Start of Block

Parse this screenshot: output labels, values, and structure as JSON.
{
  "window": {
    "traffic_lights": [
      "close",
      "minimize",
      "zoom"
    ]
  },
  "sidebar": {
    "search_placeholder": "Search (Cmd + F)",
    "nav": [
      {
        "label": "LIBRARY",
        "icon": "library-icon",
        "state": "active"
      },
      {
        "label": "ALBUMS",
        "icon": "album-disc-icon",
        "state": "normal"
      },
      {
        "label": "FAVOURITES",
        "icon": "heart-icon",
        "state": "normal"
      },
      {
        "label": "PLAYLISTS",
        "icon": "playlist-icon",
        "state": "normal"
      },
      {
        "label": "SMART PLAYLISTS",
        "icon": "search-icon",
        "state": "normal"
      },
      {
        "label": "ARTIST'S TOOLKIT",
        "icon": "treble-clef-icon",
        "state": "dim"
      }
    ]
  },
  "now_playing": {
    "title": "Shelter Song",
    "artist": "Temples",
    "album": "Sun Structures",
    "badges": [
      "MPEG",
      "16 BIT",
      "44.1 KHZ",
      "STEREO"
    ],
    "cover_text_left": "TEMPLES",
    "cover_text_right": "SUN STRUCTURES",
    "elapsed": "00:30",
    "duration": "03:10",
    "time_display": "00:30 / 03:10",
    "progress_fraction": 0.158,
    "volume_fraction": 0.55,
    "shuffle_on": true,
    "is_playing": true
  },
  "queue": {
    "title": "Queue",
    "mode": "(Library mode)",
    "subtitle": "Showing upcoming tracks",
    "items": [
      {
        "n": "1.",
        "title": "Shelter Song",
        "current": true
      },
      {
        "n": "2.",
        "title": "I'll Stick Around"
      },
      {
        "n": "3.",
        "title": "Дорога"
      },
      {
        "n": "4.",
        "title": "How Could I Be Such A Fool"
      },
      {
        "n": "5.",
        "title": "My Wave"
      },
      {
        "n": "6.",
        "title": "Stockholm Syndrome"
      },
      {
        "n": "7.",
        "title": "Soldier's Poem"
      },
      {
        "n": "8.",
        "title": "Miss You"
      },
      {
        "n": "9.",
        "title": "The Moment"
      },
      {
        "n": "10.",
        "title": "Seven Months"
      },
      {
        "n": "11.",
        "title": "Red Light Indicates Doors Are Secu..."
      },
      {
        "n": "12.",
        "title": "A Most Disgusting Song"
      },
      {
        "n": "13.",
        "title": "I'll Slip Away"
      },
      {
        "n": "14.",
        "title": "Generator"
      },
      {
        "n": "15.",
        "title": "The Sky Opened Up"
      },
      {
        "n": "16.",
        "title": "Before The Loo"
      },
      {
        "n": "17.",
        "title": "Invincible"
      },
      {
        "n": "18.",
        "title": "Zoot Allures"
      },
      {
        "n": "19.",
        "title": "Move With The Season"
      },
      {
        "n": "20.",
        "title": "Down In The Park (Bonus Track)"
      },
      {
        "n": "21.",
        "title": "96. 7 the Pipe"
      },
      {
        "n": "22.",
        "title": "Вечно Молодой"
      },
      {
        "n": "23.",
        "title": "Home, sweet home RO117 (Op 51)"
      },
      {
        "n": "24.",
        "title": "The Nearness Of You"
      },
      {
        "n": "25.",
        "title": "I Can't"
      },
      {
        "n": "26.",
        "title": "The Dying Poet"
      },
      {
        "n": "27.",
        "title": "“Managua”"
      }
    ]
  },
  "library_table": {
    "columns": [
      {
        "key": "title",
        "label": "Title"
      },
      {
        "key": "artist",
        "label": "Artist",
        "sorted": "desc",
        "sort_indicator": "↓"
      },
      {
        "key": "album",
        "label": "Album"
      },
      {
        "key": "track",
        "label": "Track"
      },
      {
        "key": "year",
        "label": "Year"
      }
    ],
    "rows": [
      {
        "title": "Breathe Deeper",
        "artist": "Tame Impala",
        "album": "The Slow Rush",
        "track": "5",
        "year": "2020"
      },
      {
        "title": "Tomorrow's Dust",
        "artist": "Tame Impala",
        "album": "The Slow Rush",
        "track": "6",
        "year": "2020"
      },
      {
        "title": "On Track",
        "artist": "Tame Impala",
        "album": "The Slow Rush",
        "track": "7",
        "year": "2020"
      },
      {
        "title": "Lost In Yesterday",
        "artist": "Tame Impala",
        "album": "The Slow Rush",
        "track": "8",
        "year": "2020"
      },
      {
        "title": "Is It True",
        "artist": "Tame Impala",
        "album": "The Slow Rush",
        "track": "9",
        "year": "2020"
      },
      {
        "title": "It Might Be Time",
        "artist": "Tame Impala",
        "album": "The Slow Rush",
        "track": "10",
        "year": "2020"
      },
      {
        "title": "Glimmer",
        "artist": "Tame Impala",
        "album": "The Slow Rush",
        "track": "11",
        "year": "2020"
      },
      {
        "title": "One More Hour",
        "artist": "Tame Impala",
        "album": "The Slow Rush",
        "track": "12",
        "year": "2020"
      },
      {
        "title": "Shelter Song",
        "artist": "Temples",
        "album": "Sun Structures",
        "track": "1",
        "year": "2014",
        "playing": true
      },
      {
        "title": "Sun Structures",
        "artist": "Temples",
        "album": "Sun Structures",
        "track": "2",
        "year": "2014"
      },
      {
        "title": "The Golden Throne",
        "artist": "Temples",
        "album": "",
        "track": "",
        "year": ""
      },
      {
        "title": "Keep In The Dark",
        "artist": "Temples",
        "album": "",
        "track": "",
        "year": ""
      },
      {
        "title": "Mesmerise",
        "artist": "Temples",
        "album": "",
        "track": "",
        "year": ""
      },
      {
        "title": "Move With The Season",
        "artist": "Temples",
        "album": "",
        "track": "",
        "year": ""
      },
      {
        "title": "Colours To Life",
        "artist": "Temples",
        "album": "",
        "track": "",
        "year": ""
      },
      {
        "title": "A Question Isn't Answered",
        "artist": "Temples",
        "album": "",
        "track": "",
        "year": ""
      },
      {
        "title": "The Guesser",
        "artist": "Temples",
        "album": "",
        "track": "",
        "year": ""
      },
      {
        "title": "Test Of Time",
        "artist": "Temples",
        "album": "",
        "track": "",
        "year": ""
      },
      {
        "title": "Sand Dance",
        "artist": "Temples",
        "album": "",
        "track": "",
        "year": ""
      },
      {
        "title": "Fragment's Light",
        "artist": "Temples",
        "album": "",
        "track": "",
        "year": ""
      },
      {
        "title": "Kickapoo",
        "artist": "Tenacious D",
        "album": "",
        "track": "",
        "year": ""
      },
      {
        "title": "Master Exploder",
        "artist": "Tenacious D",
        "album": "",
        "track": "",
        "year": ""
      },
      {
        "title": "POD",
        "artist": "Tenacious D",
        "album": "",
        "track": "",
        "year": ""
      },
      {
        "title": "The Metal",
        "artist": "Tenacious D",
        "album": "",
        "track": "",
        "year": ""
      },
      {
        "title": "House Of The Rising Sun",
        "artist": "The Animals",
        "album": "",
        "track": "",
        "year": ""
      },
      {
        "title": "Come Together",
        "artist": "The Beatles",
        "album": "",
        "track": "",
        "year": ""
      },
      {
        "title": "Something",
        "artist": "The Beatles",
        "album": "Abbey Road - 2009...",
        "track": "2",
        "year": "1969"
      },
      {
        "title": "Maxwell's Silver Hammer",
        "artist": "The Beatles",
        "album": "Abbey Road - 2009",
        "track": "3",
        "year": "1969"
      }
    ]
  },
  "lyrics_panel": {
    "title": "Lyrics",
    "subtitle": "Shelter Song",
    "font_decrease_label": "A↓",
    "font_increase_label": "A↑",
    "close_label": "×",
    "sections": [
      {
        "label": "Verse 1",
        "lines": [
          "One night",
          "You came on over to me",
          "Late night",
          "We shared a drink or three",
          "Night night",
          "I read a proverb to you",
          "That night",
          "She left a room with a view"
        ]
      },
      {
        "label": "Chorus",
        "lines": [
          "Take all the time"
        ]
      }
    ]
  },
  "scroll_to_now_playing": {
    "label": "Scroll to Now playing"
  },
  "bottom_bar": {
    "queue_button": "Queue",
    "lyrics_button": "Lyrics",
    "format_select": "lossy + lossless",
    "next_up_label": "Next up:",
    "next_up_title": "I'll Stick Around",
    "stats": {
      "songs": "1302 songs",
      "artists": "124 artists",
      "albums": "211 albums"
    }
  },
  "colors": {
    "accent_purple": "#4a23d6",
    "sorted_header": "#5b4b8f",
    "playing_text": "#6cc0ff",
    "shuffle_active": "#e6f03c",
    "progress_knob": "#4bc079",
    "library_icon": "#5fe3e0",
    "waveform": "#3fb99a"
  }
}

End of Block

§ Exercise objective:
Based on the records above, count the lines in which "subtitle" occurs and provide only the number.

§ Solved exercise:
2